- **ACTIVITY**
In the listing below, how many lines contain "title"? Answer with the number alone.
[INPUT DATA — start]
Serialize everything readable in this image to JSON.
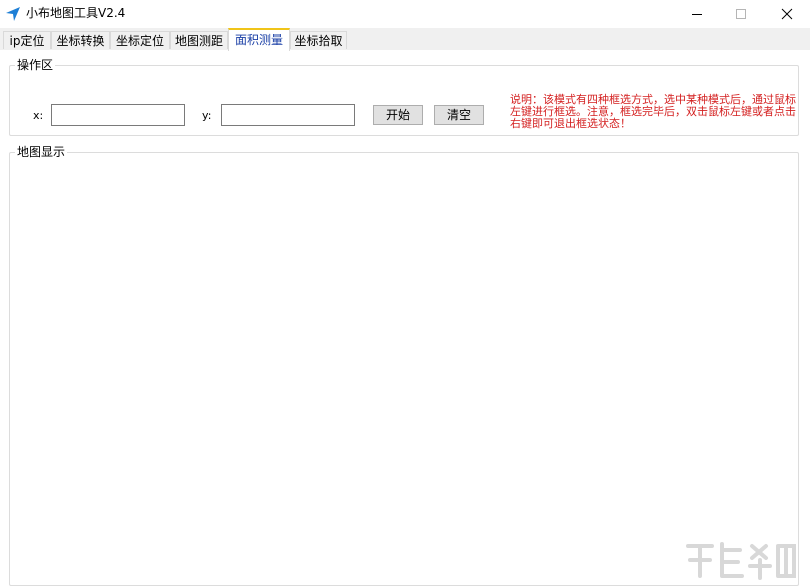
{
  "window": {
    "title": "小布地图工具V2.4",
    "controls": {
      "minimize": "—",
      "maximize": "☐",
      "close": "✕"
    }
  },
  "tabs": [
    {
      "label": "ip定位",
      "active": false
    },
    {
      "label": "坐标转换",
      "active": false
    },
    {
      "label": "坐标定位",
      "active": false
    },
    {
      "label": "地图测距",
      "active": false
    },
    {
      "label": "面积测量",
      "active": true
    },
    {
      "label": "坐标拾取",
      "active": false
    }
  ],
  "operation_area": {
    "title": "操作区",
    "x_label": "x:",
    "x_value": "",
    "y_label": "y:",
    "y_value": "",
    "start_button": "开始",
    "clear_button": "清空",
    "note": "说明：该模式有四种框选方式，选中某种模式后，通过鼠标左键进行框选。注意，框选完毕后，双击鼠标左键或者点击右键即可退出框选状态！"
  },
  "map_display": {
    "title": "地图显示"
  },
  "colors": {
    "accent_tab_text": "#1a3fa6",
    "note_text": "#d42020",
    "app_icon": "#1e7fd6"
  }
}
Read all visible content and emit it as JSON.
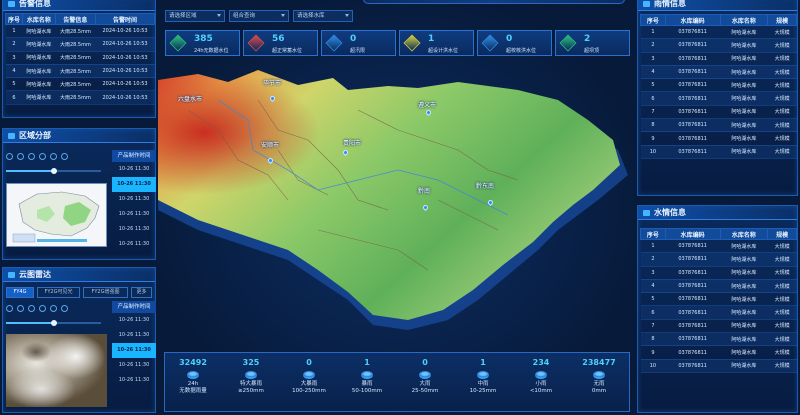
{
  "warning_panel": {
    "title": "告警信息",
    "headers": [
      "序号",
      "水库名称",
      "告警信息",
      "告警时间"
    ],
    "rows": [
      [
        "1",
        "阿哈湖水库",
        "大雨28.5mm",
        "2024-10-26 10:53"
      ],
      [
        "2",
        "阿哈湖水库",
        "大雨28.5mm",
        "2024-10-26 10:53"
      ],
      [
        "3",
        "阿哈湖水库",
        "大雨28.5mm",
        "2024-10-26 10:53"
      ],
      [
        "4",
        "阿哈湖水库",
        "大雨28.5mm",
        "2024-10-26 10:53"
      ],
      [
        "5",
        "阿哈湖水库",
        "大雨28.5mm",
        "2024-10-26 10:53"
      ],
      [
        "6",
        "阿哈湖水库",
        "大雨28.5mm",
        "2024-10-26 10:53"
      ]
    ]
  },
  "region_panel": {
    "title": "区域分部",
    "time_header": "产品制作时间",
    "times": [
      "10-26 11:30",
      "10-26 11:30",
      "10-26 11:30",
      "10-26 11:30",
      "10-26 11:30",
      "10-26 11:30"
    ],
    "active_index": 1,
    "slider_progress": 0.5
  },
  "cloud_panel": {
    "title": "云图雷达",
    "tabs": [
      "FY4G",
      "FY2G可见光",
      "FY2G增强图",
      "更多"
    ],
    "active_tab": 0,
    "time_header": "产品制作时间",
    "times": [
      "10-26 11:30",
      "10-26 11:30",
      "10-26 11:30",
      "10-26 11:30",
      "10-26 11:30"
    ],
    "active_index": 2,
    "slider_progress": 0.5
  },
  "filters": {
    "region": "请选择区域",
    "combo": "组合查询",
    "reservoir": "请选择水库"
  },
  "stats": [
    {
      "value": "385",
      "label": "24h无数据水位",
      "color": "#2ec27e"
    },
    {
      "value": "56",
      "label": "超正常蓄水位",
      "color": "#e24b4b"
    },
    {
      "value": "0",
      "label": "超汛限",
      "color": "#2f8ee8"
    },
    {
      "value": "1",
      "label": "超设计洪水位",
      "color": "#d8d13a"
    },
    {
      "value": "0",
      "label": "超校核洪水位",
      "color": "#2f8ee8"
    },
    {
      "value": "2",
      "label": "超坝顶",
      "color": "#2ec27e"
    }
  ],
  "map": {
    "cities": [
      "毕节市",
      "六盘水市",
      "遵义市",
      "安顺市",
      "贵阳市",
      "黔南",
      "黔东南"
    ]
  },
  "rainfall": [
    {
      "value": "32492",
      "label1": "24h",
      "label2": "无数据雨量"
    },
    {
      "value": "325",
      "label1": "特大暴雨",
      "label2": "≥250mm"
    },
    {
      "value": "0",
      "label1": "大暴雨",
      "label2": "100-250mm"
    },
    {
      "value": "1",
      "label1": "暴雨",
      "label2": "50-100mm"
    },
    {
      "value": "0",
      "label1": "大雨",
      "label2": "25-50mm"
    },
    {
      "value": "1",
      "label1": "中雨",
      "label2": "10-25mm"
    },
    {
      "value": "234",
      "label1": "小雨",
      "label2": "<10mm"
    },
    {
      "value": "238477",
      "label1": "无雨",
      "label2": "0mm"
    }
  ],
  "right_top": {
    "title": "雨情信息",
    "headers": [
      "序号",
      "水库编码",
      "水库名称",
      "规模"
    ],
    "rows": [
      [
        "1",
        "037876811",
        "阿哈湖水库",
        "大规模"
      ],
      [
        "2",
        "037876811",
        "阿哈湖水库",
        "大规模"
      ],
      [
        "3",
        "037876811",
        "阿哈湖水库",
        "大规模"
      ],
      [
        "4",
        "037876811",
        "阿哈湖水库",
        "大规模"
      ],
      [
        "5",
        "037876811",
        "阿哈湖水库",
        "大规模"
      ],
      [
        "6",
        "037876811",
        "阿哈湖水库",
        "大规模"
      ],
      [
        "7",
        "037876811",
        "阿哈湖水库",
        "大规模"
      ],
      [
        "8",
        "037876811",
        "阿哈湖水库",
        "大规模"
      ],
      [
        "9",
        "037876811",
        "阿哈湖水库",
        "大规模"
      ],
      [
        "10",
        "037876811",
        "阿哈湖水库",
        "大规模"
      ]
    ]
  },
  "right_bottom": {
    "title": "水情信息",
    "headers": [
      "序号",
      "水库编码",
      "水库名称",
      "规模"
    ],
    "rows": [
      [
        "1",
        "037876811",
        "阿哈湖水库",
        "大规模"
      ],
      [
        "2",
        "037876811",
        "阿哈湖水库",
        "大规模"
      ],
      [
        "3",
        "037876811",
        "阿哈湖水库",
        "大规模"
      ],
      [
        "4",
        "037876811",
        "阿哈湖水库",
        "大规模"
      ],
      [
        "5",
        "037876811",
        "阿哈湖水库",
        "大规模"
      ],
      [
        "6",
        "037876811",
        "阿哈湖水库",
        "大规模"
      ],
      [
        "7",
        "037876811",
        "阿哈湖水库",
        "大规模"
      ],
      [
        "8",
        "037876811",
        "阿哈湖水库",
        "大规模"
      ],
      [
        "9",
        "037876811",
        "阿哈湖水库",
        "大规模"
      ],
      [
        "10",
        "037876811",
        "阿哈湖水库",
        "大规模"
      ]
    ]
  }
}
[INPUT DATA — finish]
- **RESULT**
8